Now, the pro-repeal coalition includes the federal judiciary, the House of Representatives, a majority of the states, millions of small-business owners, and, significantly, a unanimous and determined caucus of Senate Republicans. The proponents of Obamacare are also formidable and include the entire Executive Branch, the Democratic caucus in the Senate, and many state lawmakers. For now — or at least until a federal appeals court and, ultimately, the Supreme Court render their verdicts in the case — the two sides have achieved a state of political equilibrium.
Most important, 26 states signed on. Collectively, these states are a diverse lot and will account for 266 electoral votes in the next election (including all eight of the fast-growing states that gained House seats in the recent census). This is just shy of the 270 required for a majority in the Electoral College. Throw in 13 electoral votes in Virginia (where another district court judge found the individual mandate to be unconstitutional) and an additional 10 in Missouri (where 71 percent of the electorate voted to repeal the individual mandate in a referendum) and a comfortable majority of Americans live in states where Obamacare has either been determined to be unconstitutional or where an overwhelming majority believes that to be the case.
Then there is the National Federation of Independent Business, to which Judge Vinson granted standing to sue alongside the state litigants. NFIB represents hundreds of thousands of small-business owners in all 50 states and is the sort of ally that commands the attention of lawmakers in both parties in both chambers and from every state.
The bottom line is that this historically unprecedented assemblage of plaintiffs and the quality of the decision itself make it difficult for the administration to shunt the Florida decision aside by equating it with the other district court decisions rendered thus far, and those yet to come.

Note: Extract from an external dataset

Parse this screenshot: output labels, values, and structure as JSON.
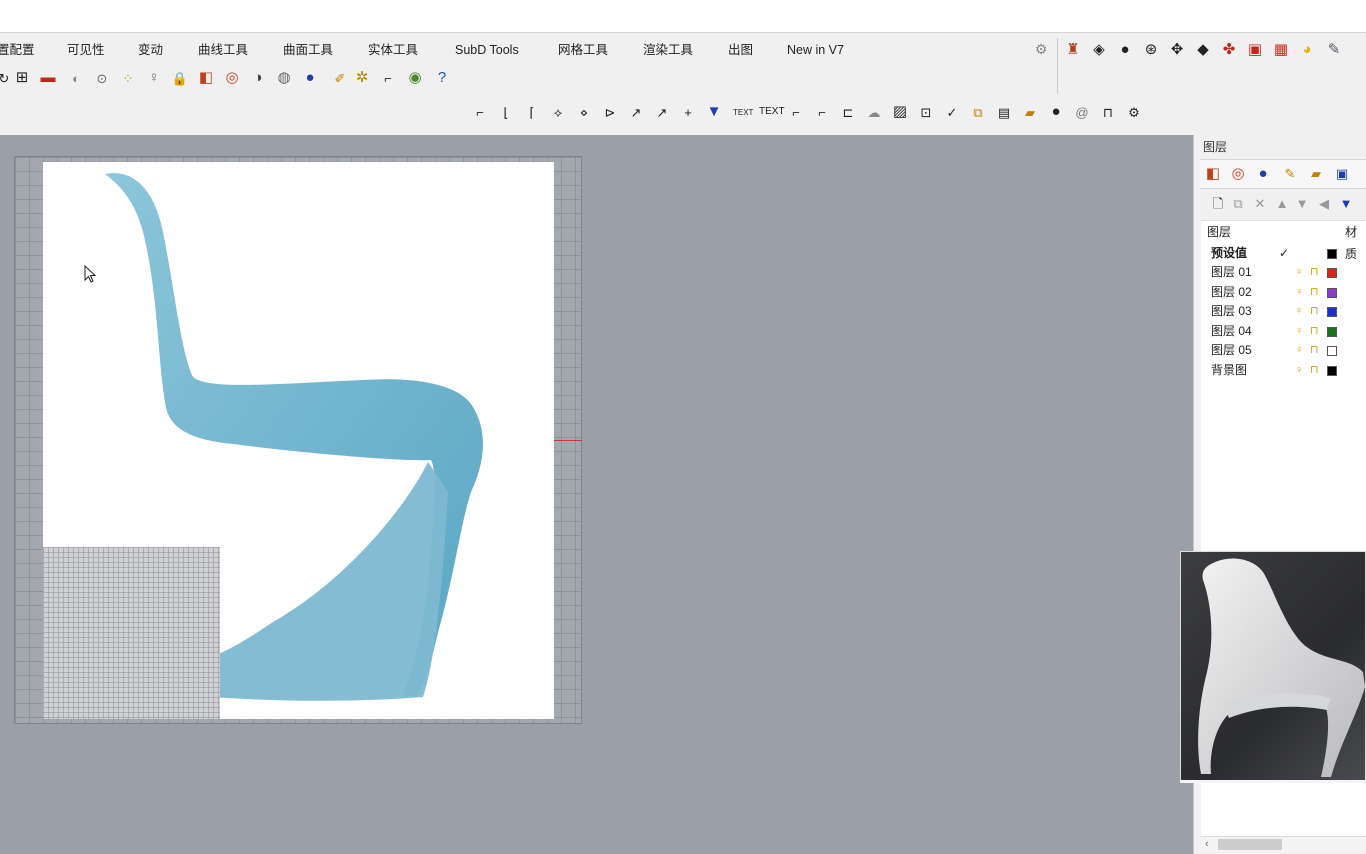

The other new twist in the repeal battle is that the Florida decision (so long as it remains in effect) offers the repeal coalition a new line of attack. Should the administration flout the decision and command its bureaucrats to write the memos, create the spreadsheets, hold the meetings, and draft the regulations to implement Obamacare, the repeal coalition can raise the specter of a lawless administration willing to jettison not only the Constitution, but our most important safeguard against arbitrary government rule — the principle that every citizen, no matter how high and mighty, must abide by the law. Should the ruling still be in effect when Congress considers the Continuing Resolution (legislation to fund government agencies for the rest of the current fiscal year), expect pro-repeal lawmakers to add language requiring Obama’s appointees to abide by Judge Vinson’s decision.
Nothing, nothing, is more likely to reignite the political passions of the Summer of ’09 than if the president opts for an ill-advised two-front war on both the Constitution and the Rule of Law principle that underlies it.